(Page and application data records)
★ ★ ★

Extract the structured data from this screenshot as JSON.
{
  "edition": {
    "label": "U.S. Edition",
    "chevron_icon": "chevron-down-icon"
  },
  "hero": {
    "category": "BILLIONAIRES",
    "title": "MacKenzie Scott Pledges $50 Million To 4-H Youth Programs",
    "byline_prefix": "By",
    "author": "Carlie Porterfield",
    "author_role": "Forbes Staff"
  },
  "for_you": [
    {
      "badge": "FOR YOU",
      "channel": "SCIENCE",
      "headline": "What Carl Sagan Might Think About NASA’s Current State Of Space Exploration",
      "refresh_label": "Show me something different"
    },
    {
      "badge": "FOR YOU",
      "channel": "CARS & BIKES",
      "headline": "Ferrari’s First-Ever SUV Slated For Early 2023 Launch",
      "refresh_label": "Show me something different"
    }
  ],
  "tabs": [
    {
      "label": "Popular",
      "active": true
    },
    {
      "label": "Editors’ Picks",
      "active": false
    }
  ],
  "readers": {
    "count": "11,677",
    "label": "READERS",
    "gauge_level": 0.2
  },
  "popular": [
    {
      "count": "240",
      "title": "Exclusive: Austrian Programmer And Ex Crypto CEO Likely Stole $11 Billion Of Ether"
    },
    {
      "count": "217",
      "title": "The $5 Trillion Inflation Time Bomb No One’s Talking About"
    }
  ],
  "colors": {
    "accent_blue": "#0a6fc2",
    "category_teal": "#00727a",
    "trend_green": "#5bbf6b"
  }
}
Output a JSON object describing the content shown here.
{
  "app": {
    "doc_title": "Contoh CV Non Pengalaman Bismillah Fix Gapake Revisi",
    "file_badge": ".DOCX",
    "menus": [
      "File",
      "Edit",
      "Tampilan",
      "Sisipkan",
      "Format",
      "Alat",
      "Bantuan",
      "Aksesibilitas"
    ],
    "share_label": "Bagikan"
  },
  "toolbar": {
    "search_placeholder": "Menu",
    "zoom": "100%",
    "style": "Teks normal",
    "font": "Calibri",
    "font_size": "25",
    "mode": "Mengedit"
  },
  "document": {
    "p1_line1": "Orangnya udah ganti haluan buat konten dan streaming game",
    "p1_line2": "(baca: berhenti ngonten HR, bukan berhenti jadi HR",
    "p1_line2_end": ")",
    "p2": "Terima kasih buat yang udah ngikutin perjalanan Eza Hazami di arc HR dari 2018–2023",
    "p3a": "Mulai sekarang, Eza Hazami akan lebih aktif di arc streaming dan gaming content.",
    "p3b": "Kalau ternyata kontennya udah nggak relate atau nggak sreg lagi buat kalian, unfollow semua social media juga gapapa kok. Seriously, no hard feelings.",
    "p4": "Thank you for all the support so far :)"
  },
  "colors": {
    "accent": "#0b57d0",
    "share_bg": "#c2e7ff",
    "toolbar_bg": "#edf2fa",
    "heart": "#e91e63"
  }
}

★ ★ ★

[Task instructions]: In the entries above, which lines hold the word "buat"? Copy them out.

[Output for this exercise]:
    "p1_line1": "Orangnya udah ganti haluan buat konten dan streaming game",
    "p2": "Terima kasih buat yang udah ngikutin perjalanan Eza Hazami di arc HR dari 2018–2023",
    "p3b": "Kalau ternyata kontennya udah nggak relate atau nggak sreg lagi buat kalian, unfollow semua social media juga gapapa kok. Seriously, no hard feelings.",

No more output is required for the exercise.